According to a recent report from Pike Research, the widespread commercialization of biofuels will be largely dependent upon whether this marketplace can achieve price parity with petroleum-based fuels during the next decade – and doing so could be challenging.
Long-term, biofuels could meet expanding demand for fuels from ground, aviation, and maritime transportation fuel markets. However, a lack of access to inexpensive feedstocks and various financing hurdles currently present obstacles for biofuels production, Pike Research says.

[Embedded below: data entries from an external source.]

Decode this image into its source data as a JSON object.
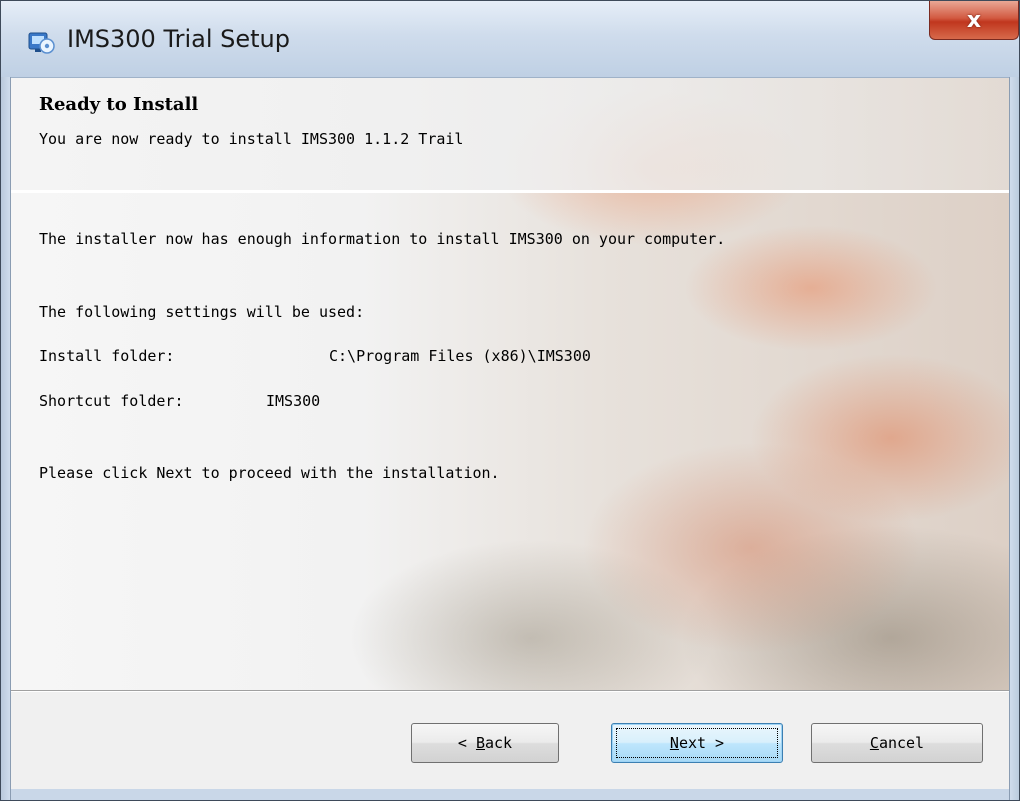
{
  "window": {
    "title": "IMS300 Trial Setup",
    "close_label": "x"
  },
  "header": {
    "title": "Ready to Install",
    "subtitle": "You are now ready to install IMS300 1.1.2 Trail"
  },
  "body": {
    "line1": "The installer now has enough information to install IMS300 on your computer.",
    "line2": "The following settings will be used:",
    "install_folder_label": "Install folder:",
    "install_folder_value": "C:\\Program Files (x86)\\IMS300",
    "shortcut_folder_label": "Shortcut folder:",
    "shortcut_folder_value": "IMS300",
    "line_proceed": "Please click Next to proceed with the installation."
  },
  "buttons": {
    "back": {
      "prefix": "< ",
      "mnemonic": "B",
      "rest": "ack"
    },
    "next": {
      "mnemonic": "N",
      "rest": "ext >"
    },
    "cancel": {
      "mnemonic": "C",
      "rest": "ancel"
    }
  }
}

‘Although many feedstocks, technologies and conversion pathways currently share the same tent, the coming decade promises to be one of shakeouts,’ says senior analyst Mackinnon Lawrence.
‘Early bets on cellulosic pathways have yet to deliver significant volumes, opening up opportunities for a number of advanced pathways,’ Lawrence adds. ‘Meanwhile, it remains unclear whether the shift toward high-value, low-volume bio-chemical and product markets as a source of near-term revenue will accelerate or impede biofuels-production scale-up efforts.’
The company says first-generation biofuels derived from corn starch, sugarcane, rapeseed and soy are projected to underpin growth over the next decade, while the emergence of advanced conversion pathways and non-food feedstocks will unlock considerable production potential throughout the world.
Pike Research's analysis finds that the global market for biofuels will more than double over the coming decade, increasing from $82.7 billion in 2011 to $185.3 billion by 2021. Although growth is expected to climb steadily through 2016, more robust growth is expected between 2017 and 2021, as a combination of higher oil prices, emerging mandate obligations, availability of new feedstocks, and the scaling up of advanced technologies drive increased investment in the industry.
Ethanol production is expected to maintain its dominance, reaching 49.5 billion gallons per year by 2021, as compared to biodiesel's 16.2 billion gallons per year, the firm adds.